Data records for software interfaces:
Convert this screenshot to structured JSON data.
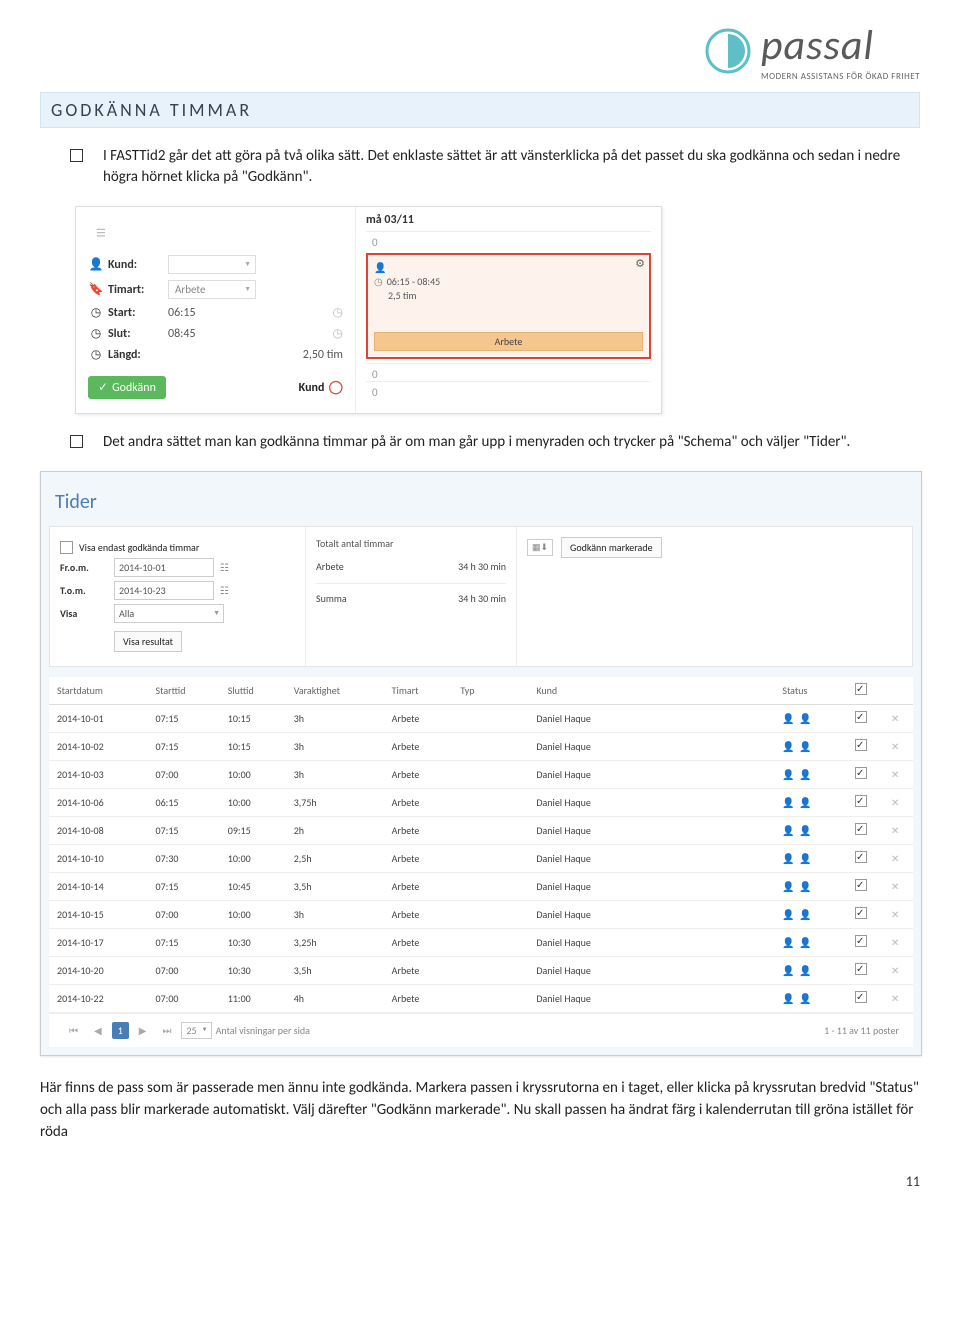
{
  "logo": {
    "main": "passal",
    "sub": "MODERN ASSISTANS FÖR ÖKAD FRIHET"
  },
  "section_title": "GODKÄNNA TIMMAR",
  "para1": "I FASTTid2 går det att göra på två olika sätt. Det enklaste sättet är att vänsterklicka på det passet du ska godkänna och sedan i nedre högra hörnet klicka på \"Godkänn\".",
  "ss1": {
    "day": "må 03/11",
    "kund_label": "Kund:",
    "timart_label": "Timart:",
    "timart_val": "Arbete",
    "start_label": "Start:",
    "start_val": "06:15",
    "slut_label": "Slut:",
    "slut_val": "08:45",
    "langd_label": "Längd:",
    "langd_val": "2,50 tim",
    "approve": "Godkänn",
    "kund_btn": "Kund",
    "card_time": "06:15 - 08:45",
    "card_dur": "2,5 tim",
    "card_label": "Arbete"
  },
  "para2": "Det andra sättet man kan godkänna timmar på är om man går upp i menyraden och trycker på \"Schema\" och väljer \"Tider\".",
  "ss2": {
    "title": "Tider",
    "only_approved": "Visa endast godkända timmar",
    "from_label": "Fr.o.m.",
    "from_val": "2014-10-01",
    "to_label": "T.o.m.",
    "to_val": "2014-10-23",
    "show_label": "Visa",
    "show_val": "Alla",
    "show_results": "Visa resultat",
    "total_title": "Totalt antal timmar",
    "total_arbete_label": "Arbete",
    "total_arbete_val": "34 h 30 min",
    "total_sum_label": "Summa",
    "total_sum_val": "34 h 30 min",
    "approve_marked": "Godkänn markerade",
    "headers": {
      "startdatum": "Startdatum",
      "starttid": "Starttid",
      "sluttid": "Sluttid",
      "varaktighet": "Varaktighet",
      "timart": "Timart",
      "typ": "Typ",
      "kund": "Kund",
      "status": "Status"
    },
    "rows": [
      {
        "d": "2014-10-01",
        "s": "07:15",
        "e": "10:15",
        "v": "3h",
        "t": "Arbete",
        "k": "Daniel Haque",
        "c": true
      },
      {
        "d": "2014-10-02",
        "s": "07:15",
        "e": "10:15",
        "v": "3h",
        "t": "Arbete",
        "k": "Daniel Haque",
        "c": true
      },
      {
        "d": "2014-10-03",
        "s": "07:00",
        "e": "10:00",
        "v": "3h",
        "t": "Arbete",
        "k": "Daniel Haque",
        "c": true
      },
      {
        "d": "2014-10-06",
        "s": "06:15",
        "e": "10:00",
        "v": "3,75h",
        "t": "Arbete",
        "k": "Daniel Haque",
        "c": true
      },
      {
        "d": "2014-10-08",
        "s": "07:15",
        "e": "09:15",
        "v": "2h",
        "t": "Arbete",
        "k": "Daniel Haque",
        "c": true
      },
      {
        "d": "2014-10-10",
        "s": "07:30",
        "e": "10:00",
        "v": "2,5h",
        "t": "Arbete",
        "k": "Daniel Haque",
        "c": true
      },
      {
        "d": "2014-10-14",
        "s": "07:15",
        "e": "10:45",
        "v": "3,5h",
        "t": "Arbete",
        "k": "Daniel Haque",
        "c": true
      },
      {
        "d": "2014-10-15",
        "s": "07:00",
        "e": "10:00",
        "v": "3h",
        "t": "Arbete",
        "k": "Daniel Haque",
        "c": true
      },
      {
        "d": "2014-10-17",
        "s": "07:15",
        "e": "10:30",
        "v": "3,25h",
        "t": "Arbete",
        "k": "Daniel Haque",
        "c": true
      },
      {
        "d": "2014-10-20",
        "s": "07:00",
        "e": "10:30",
        "v": "3,5h",
        "t": "Arbete",
        "k": "Daniel Haque",
        "c": true
      },
      {
        "d": "2014-10-22",
        "s": "07:00",
        "e": "11:00",
        "v": "4h",
        "t": "Arbete",
        "k": "Daniel Haque",
        "c": true
      }
    ],
    "per_page": "25",
    "per_page_label": "Antal visningar per sida",
    "pager_info": "1 - 11 av 11 poster"
  },
  "para3": "Här finns de pass som är passerade men ännu inte godkända. Markera passen i kryssrutorna en i taget, eller klicka på kryssrutan bredvid \"Status\" och alla pass blir markerade automatiskt. Välj därefter \"Godkänn markerade\". Nu skall passen ha ändrat färg i kalenderrutan till gröna istället för röda",
  "page_num": "11"
}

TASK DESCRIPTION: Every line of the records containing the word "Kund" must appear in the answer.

ANSWER TO THIS TASK:
    "kund_label": "Kund:",
    "kund_btn": "Kund",
      "kund": "Kund",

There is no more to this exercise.